Effects of Therapist Behavior on the Treatment of Depressed Adolescents
Recruitment status was Active, not recruiting
The purpose of this study is to identify and evaluate therapist behaviors that affect how well and how long adolescent patients stay in treatment for depression.
Behavioral: Cognitive Behavioral Therapy
|Study Design:||Allocation: Non-Randomized
Endpoint Classification: Efficacy Study
Intervention Model: Single Group Assignment
Masking: Open Label
Primary Purpose: Treatment
|Official Title:||Engagement and Alliance in CBT for Depressed Adolescents|
|Study Start Date:||February 2003|

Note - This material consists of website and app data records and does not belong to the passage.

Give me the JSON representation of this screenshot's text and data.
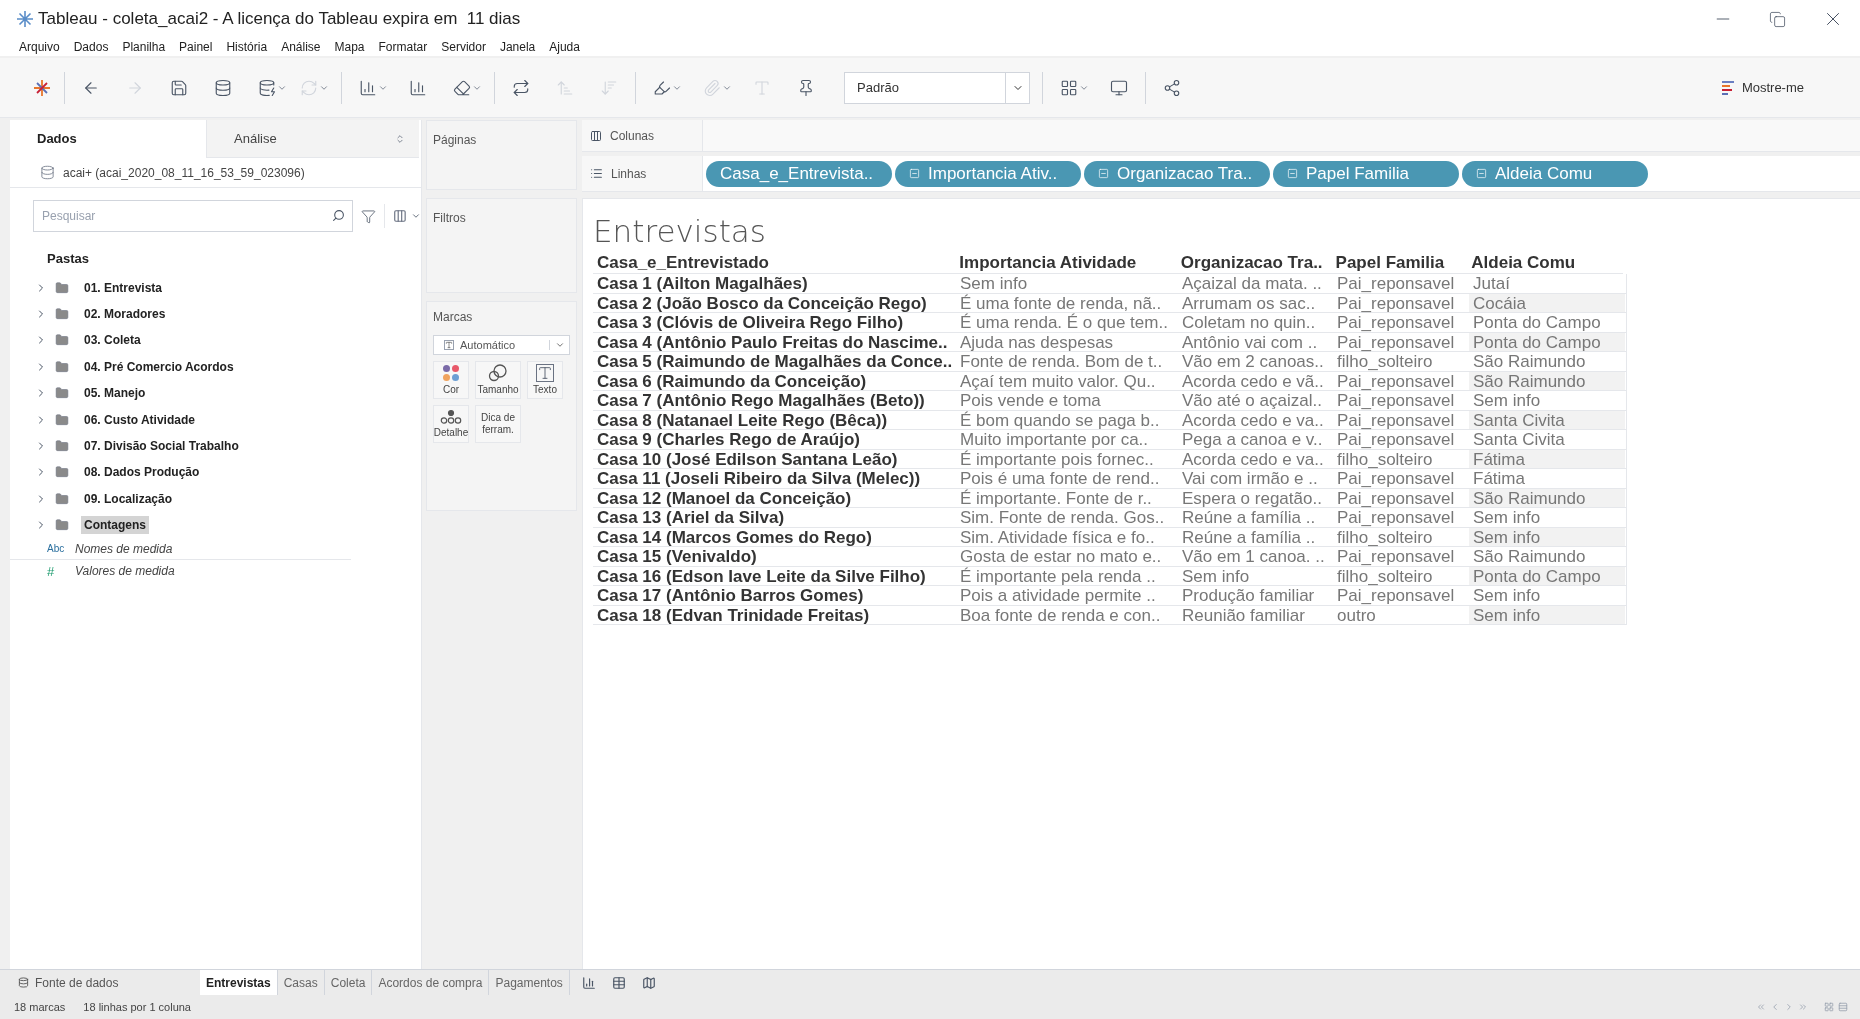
{
  "window": {
    "title": "Tableau - coleta_acai2 - A licença do Tableau expira em  11 dias"
  },
  "menu": [
    "Arquivo",
    "Dados",
    "Planilha",
    "Painel",
    "História",
    "Análise",
    "Mapa",
    "Formatar",
    "Servidor",
    "Janela",
    "Ajuda"
  ],
  "toolbar": {
    "fit": "Padrão",
    "show_me": "Mostre-me"
  },
  "data_pane": {
    "tabs": [
      {
        "label": "Dados",
        "selected": true
      },
      {
        "label": "Análise",
        "selected": false
      }
    ],
    "datasource": "acai+ (acai_2020_08_11_16_53_59_023096)",
    "search": {
      "placeholder": "Pesquisar"
    },
    "folders_title": "Pastas",
    "folders": [
      {
        "label": "01. Entrevista",
        "selected": false
      },
      {
        "label": "02. Moradores",
        "selected": false
      },
      {
        "label": "03. Coleta",
        "selected": false
      },
      {
        "label": "04. Pré Comercio Acordos",
        "selected": false
      },
      {
        "label": "05. Manejo",
        "selected": false
      },
      {
        "label": "06. Custo Atividade",
        "selected": false
      },
      {
        "label": "07. Divisão Social Trabalho",
        "selected": false
      },
      {
        "label": "08. Dados Produção",
        "selected": false
      },
      {
        "label": "09. Localização",
        "selected": false
      },
      {
        "label": "Contagens",
        "selected": true
      }
    ],
    "fields": [
      {
        "kind": "dimension",
        "badge": "Abc",
        "label": "Nomes de medida"
      },
      {
        "kind": "measure",
        "badge": "#",
        "label": "Valores de medida"
      }
    ]
  },
  "cards": {
    "pages": "Páginas",
    "filters": "Filtros",
    "marks": {
      "title": "Marcas",
      "type": "Automático",
      "buttons": [
        {
          "kind": "color",
          "label": "Cor"
        },
        {
          "kind": "size",
          "label": "Tamanho"
        },
        {
          "kind": "text",
          "label": "Texto"
        },
        {
          "kind": "detail",
          "label": "Detalhe"
        },
        {
          "kind": "tooltip",
          "label": "Dica de ferram."
        }
      ]
    }
  },
  "shelves": {
    "columns": {
      "label": "Colunas"
    },
    "rows": {
      "label": "Linhas",
      "pills": [
        {
          "label": "Casa_e_Entrevista..",
          "kind": "plain"
        },
        {
          "label": "Importancia Ativ..",
          "kind": "collapse"
        },
        {
          "label": "Organizacao Tra..",
          "kind": "collapse"
        },
        {
          "label": "Papel Familia",
          "kind": "collapse"
        },
        {
          "label": "Aldeia Comu",
          "kind": "collapse"
        }
      ]
    }
  },
  "table": {
    "title": "Entrevistas",
    "columns": [
      "Casa_e_Entrevistado",
      "Importancia Atividade",
      "Organizacao Tra..",
      "Papel Familia",
      "Aldeia Comu"
    ],
    "rows": [
      [
        "Casa 1 (Ailton Magalhães)",
        "Sem info",
        "Açaizal da mata. ..",
        "Pai_reponsavel",
        "Jutaí"
      ],
      [
        "Casa 2 (João Bosco da Conceição Rego)",
        "É uma fonte de renda, nã..",
        "Arrumam os sac..",
        "Pai_reponsavel",
        "Cocáia"
      ],
      [
        "Casa 3 (Clóvis de Oliveira Rego Filho)",
        "É uma renda. É o que tem..",
        "Coletam no quin..",
        "Pai_reponsavel",
        "Ponta do Campo"
      ],
      [
        "Casa 4 (Antônio Paulo Freitas do Nascime..",
        "Ajuda nas despesas",
        "Antônio vai com ..",
        "Pai_reponsavel",
        "Ponta do Campo"
      ],
      [
        "Casa 5 (Raimundo de Magalhães da Conce..",
        "Fonte de renda. Bom de t..",
        "Vão em 2 canoas..",
        "filho_solteiro",
        "São Raimundo"
      ],
      [
        "Casa 6 (Raimundo da Conceição)",
        "Açaí tem muito valor. Qu..",
        "Acorda cedo e vã..",
        "Pai_reponsavel",
        "São Raimundo"
      ],
      [
        "Casa 7 (Antônio Rego Magalhães (Beto))",
        "Pois vende e toma",
        "Vão até o açaizal..",
        "Pai_reponsavel",
        "Sem info"
      ],
      [
        "Casa 8 (Natanael Leite Rego (Bêca))",
        "É bom quando se paga b..",
        "Acorda cedo e va..",
        "Pai_reponsavel",
        "Santa Civita"
      ],
      [
        "Casa 9 (Charles Rego de Araújo)",
        "Muito importante por ca..",
        "Pega a canoa e v..",
        "Pai_reponsavel",
        "Santa Civita"
      ],
      [
        "Casa 10 (José Edilson Santana Leão)",
        "É importante pois fornec..",
        "Acorda cedo e va..",
        "filho_solteiro",
        "Fátima"
      ],
      [
        "Casa 11 (Joseli Ribeiro da Silva (Melec))",
        "Pois é uma fonte de rend..",
        "Vai com irmão e ..",
        "Pai_reponsavel",
        "Fátima"
      ],
      [
        "Casa 12 (Manoel da Conceição)",
        "É importante. Fonte de r..",
        "Espera o regatão..",
        "Pai_reponsavel",
        "São Raimundo"
      ],
      [
        "Casa 13 (Ariel da Silva)",
        "Sim. Fonte de renda. Gos..",
        "Reúne a família ..",
        "Pai_reponsavel",
        "Sem info"
      ],
      [
        "Casa 14 (Marcos Gomes do Rego)",
        "Sim. Atividade física e fo..",
        "Reúne a família ..",
        "filho_solteiro",
        "Sem info"
      ],
      [
        "Casa 15 (Venivaldo)",
        "Gosta de estar no mato e..",
        "Vão em 1 canoa. ..",
        "Pai_reponsavel",
        "São Raimundo"
      ],
      [
        "Casa 16 (Edson Iave Leite da Silve Filho)",
        "É importante pela renda ..",
        "Sem info",
        "filho_solteiro",
        "Ponta do Campo"
      ],
      [
        "Casa 17 (Antônio Barros Gomes)",
        "Pois a atividade permite ..",
        "Produção familiar",
        "Pai_reponsavel",
        "Sem info"
      ],
      [
        "Casa 18 (Edvan Trinidade Freitas)",
        "Boa fonte de renda e con..",
        "Reunião familiar",
        "outro",
        "Sem info"
      ]
    ]
  },
  "sheet_tabs": {
    "datasource": "Fonte de dados",
    "sheets": [
      {
        "label": "Entrevistas",
        "selected": true
      },
      {
        "label": "Casas",
        "selected": false
      },
      {
        "label": "Coleta",
        "selected": false
      },
      {
        "label": "Acordos de compra",
        "selected": false
      },
      {
        "label": "Pagamentos",
        "selected": false
      }
    ]
  },
  "status_bar": [
    "18 marcas",
    "18 linhas por 1 coluna"
  ]
}
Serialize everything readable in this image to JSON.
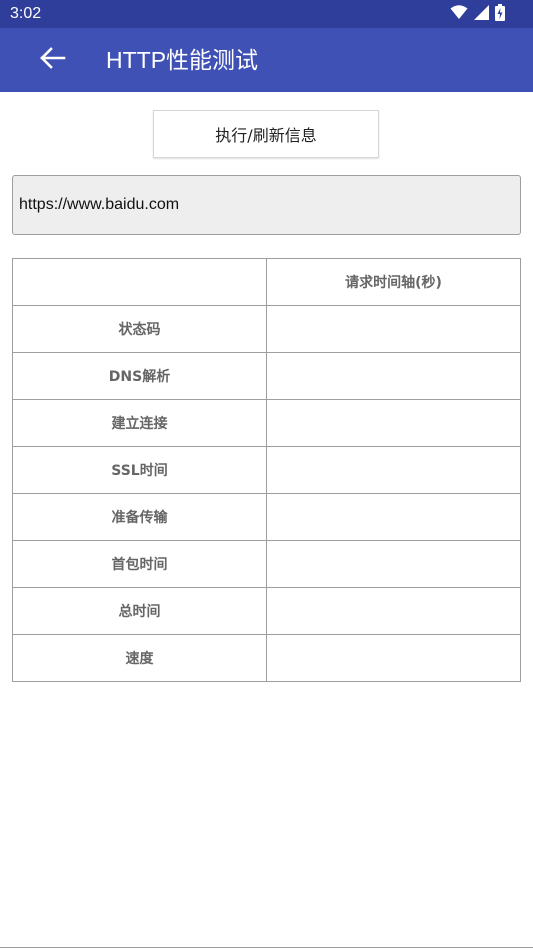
{
  "status_bar": {
    "time": "3:02"
  },
  "app_bar": {
    "title": "HTTP性能测试"
  },
  "actions": {
    "refresh_label": "执行/刷新信息"
  },
  "url_input": {
    "value": "https://www.baidu.com"
  },
  "table": {
    "header": [
      "",
      "请求时间轴(秒)"
    ],
    "rows": [
      {
        "label": "状态码",
        "value": ""
      },
      {
        "label": "DNS解析",
        "value": ""
      },
      {
        "label": "建立连接",
        "value": ""
      },
      {
        "label": "SSL时间",
        "value": ""
      },
      {
        "label": "准备传输",
        "value": ""
      },
      {
        "label": "首包时间",
        "value": ""
      },
      {
        "label": "总时间",
        "value": ""
      },
      {
        "label": "速度",
        "value": ""
      }
    ]
  },
  "colors": {
    "status_bar": "#2f3e9a",
    "app_bar": "#3f51b5",
    "input_bg": "#eeeeee",
    "grid": "#9e9e9e"
  },
  "icons": [
    "wifi-icon",
    "cell-signal-icon",
    "battery-icon",
    "back-arrow-icon"
  ]
}
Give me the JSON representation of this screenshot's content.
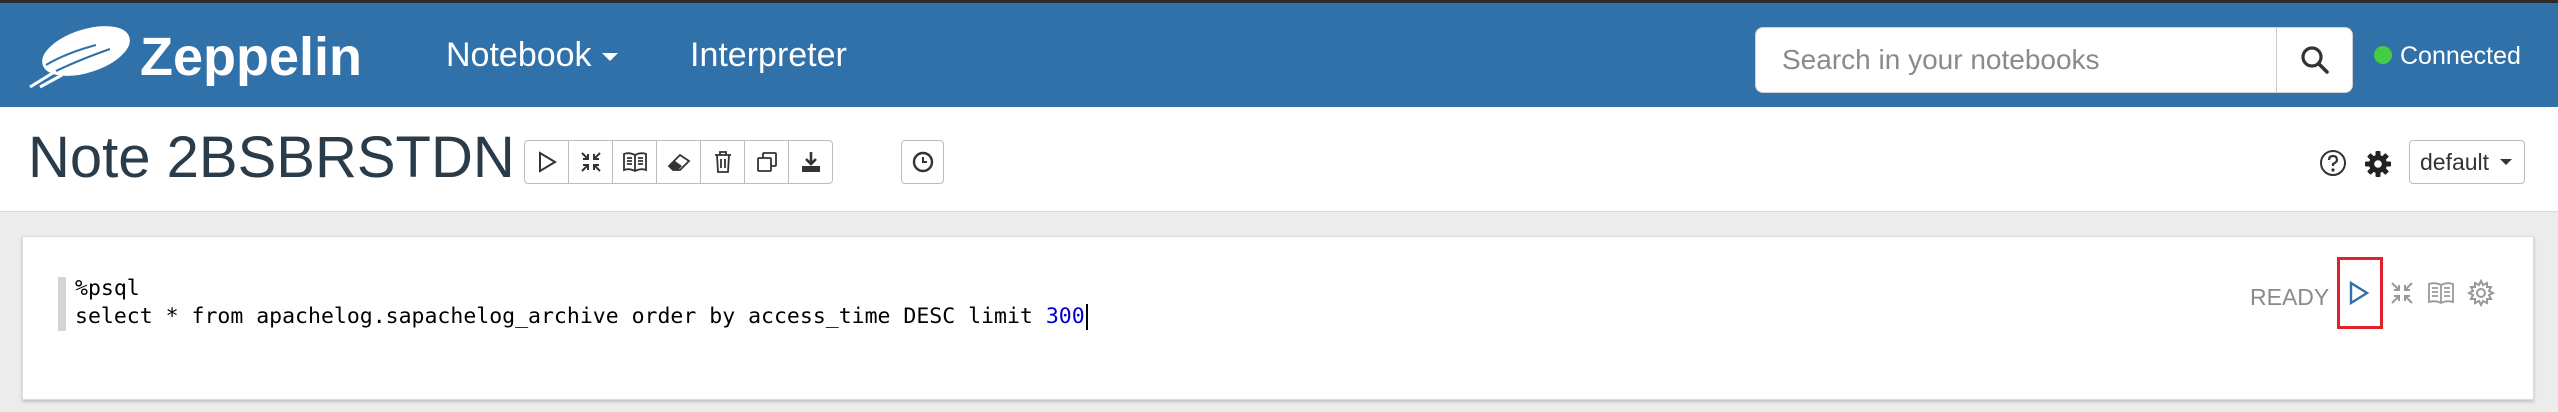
{
  "navbar": {
    "brand": "Zeppelin",
    "notebook_label": "Notebook",
    "interpreter_label": "Interpreter",
    "search_placeholder": "Search in your notebooks",
    "status_label": "Connected",
    "status_color": "#44cc44",
    "background_color": "#3071a9"
  },
  "note": {
    "title": "Note 2BSBRSTDN",
    "toolbar_icons": [
      "run-all-icon",
      "hide-code-icon",
      "hide-output-icon",
      "clear-output-icon",
      "trash-icon",
      "clone-icon",
      "export-icon"
    ],
    "schedule_icon": "clock-icon",
    "help_icon": "question-circle-icon",
    "settings_icon": "gear-icon",
    "default_label": "default"
  },
  "paragraph": {
    "line1": "%psql",
    "line2_text": "select * from apachelog.sapachelog_archive order by access_time DESC limit ",
    "line2_number": "300",
    "status": "READY",
    "icons": [
      "run-icon",
      "hide-code-icon",
      "hide-output-icon",
      "settings-icon"
    ],
    "highlight_color": "#e0202a"
  }
}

|Estimated Study Completion Date:||June 2005|
Early patient drop out, sporadic attendance, and minimal participation have hindered the development and administration of effective treatments for adolescent depression. Adolescents who do not receive adequate exposure to active treatment are unlikely to benefit from experimentally supported treatments. Certain therapist behaviors may influence the attendance, drop-out, and overall participation of adolescents with depression. This study will evaluate the effect of engagement interventions and alliance on attendance, participation, completion, and outcome in depressed adolescents.
Participants in this study will have 12 weekly sessions of cognitive behavioral therapy (CBT) at a school-based health clinic. Audio recordings from the completed CBT sessions will be replayed and evaluated to identify therapist engagement interventions, therapy alliance, and treatment participation.
|United States, Colorado|
|Denver Public Schools Health Clinics|
|Denver, Colorado, United States, 80208|